The torn documents rained down on thousands of parade-goers who came on the streets to watch the parade near Central Park on New York’s Upper West Side on Thursday.
An inspection of the shredded strips, which were still readable, contained details about serving police officers, including their names, social security numbers and bank details, as well as references to crimes that took place in the area, the Telegraph reports.
According to the report, the documents appear to have originally belonged to the Nassau County Police Department, which polices parts of Long Island, just outside New York City.
Some of the confetti strips included references to Romney’s motorcade, presumably related to the second presidential debate that took place at Hofstra University in Nassau County.
Ethan Finkelstein, a university student, was watching the parade when he and his friend noticed a strip of confetti on her coat.
"It landed on her shoulder, and it says 'SSN' and it's written like a social security number, and we're like, 'That's really bizarre’,'" he told the Pix11 television news channel.
Finkelstein, 18, said he and his friends picked up other pieces of confetti and found more apparent police records.
"There are phone numbers, addresses, more social security numbers, license plate numbers and then we find all these incident reports from police,” he said.
"I'm just completely in shock.

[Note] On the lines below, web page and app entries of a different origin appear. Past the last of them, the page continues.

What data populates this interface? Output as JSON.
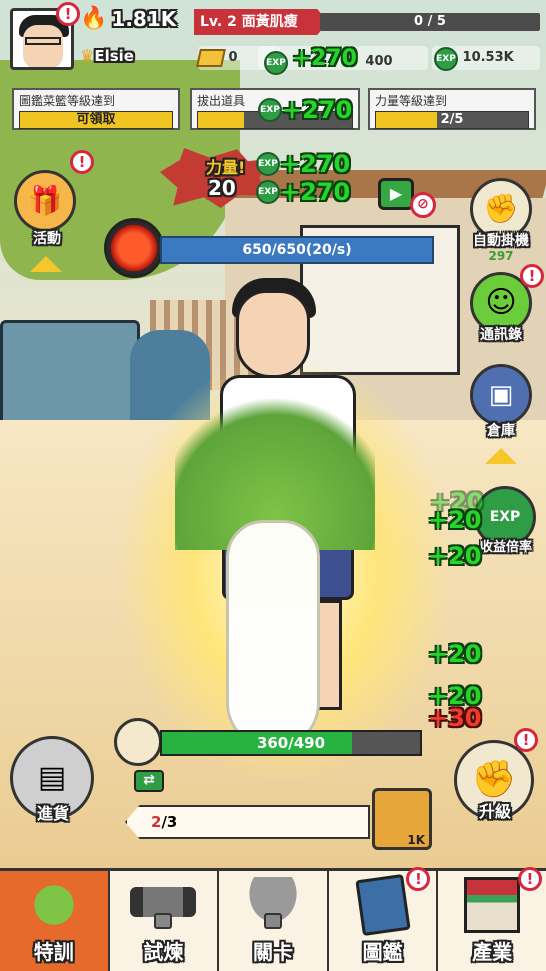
{
  "player": {
    "power": "1.81K",
    "name": "Elsie",
    "level_title": "Lv. 2 面黃肌瘦",
    "level_progress": "0 / 5",
    "level_progress_value": 0
  },
  "resources": {
    "gold": "0",
    "exp_pop": "+270",
    "exp_a": "400",
    "exp_b": "10.53K"
  },
  "quests": [
    {
      "title": "圖鑑菜籃等級達到",
      "value": "可領取",
      "fill": 1.0
    },
    {
      "title": "拔出道具",
      "value": "",
      "fill": 0.3
    },
    {
      "title": "力量等級達到",
      "value": "2/5",
      "fill": 0.4
    }
  ],
  "power_burst": {
    "label": "力量!",
    "value": "20"
  },
  "pops": {
    "quest_pop": "+270",
    "burst_pop1": "+270",
    "burst_pop2": "+270",
    "right_pops": [
      "+20",
      "+20",
      "+20",
      "+20",
      "+20"
    ],
    "red_pop": "+30"
  },
  "left_buttons": {
    "event": "活動",
    "restock": "進貨"
  },
  "right_buttons": {
    "auto": "自動掛機",
    "auto_count": "297",
    "contacts": "通訊錄",
    "storage": "倉庫",
    "income_multiplier": "收益倍率",
    "upgrade": "升級"
  },
  "hp": "650/650(20/s)",
  "pull_progress": {
    "text": "360/490",
    "value": 0.735
  },
  "quota": {
    "current": "2",
    "total": "/3"
  },
  "card": {
    "label": "1K"
  },
  "nav": [
    {
      "label": "特訓",
      "active": true
    },
    {
      "label": "試煉",
      "active": false
    },
    {
      "label": "關卡",
      "active": false
    },
    {
      "label": "圖鑑",
      "active": false
    },
    {
      "label": "產業",
      "active": false
    }
  ],
  "colors": {
    "accent": "#e56a2c",
    "hp": "#3b79c0",
    "progress": "#28b340"
  }
}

How could someone have this kind of information, and how could it be distributed at the Thanksgiving Day Parade," he said.
"The Nassau County Police Department is very concerned about this situation. We will be conducting an investigation into this matter as well as reviewing our procedures for the disposing of sensitive documents," Inspector Kenneth Lack, from the Nassau County Police Department, said.
Washington: An investigation has been launched after it emerged that confidential police records, including documents about failed Republican presidential candidate Mitt Romney’s motorcade, were used as confetti at the Thanksgiving Day parade in New York City.
First Published: Monday, November 26, 2012, 18:39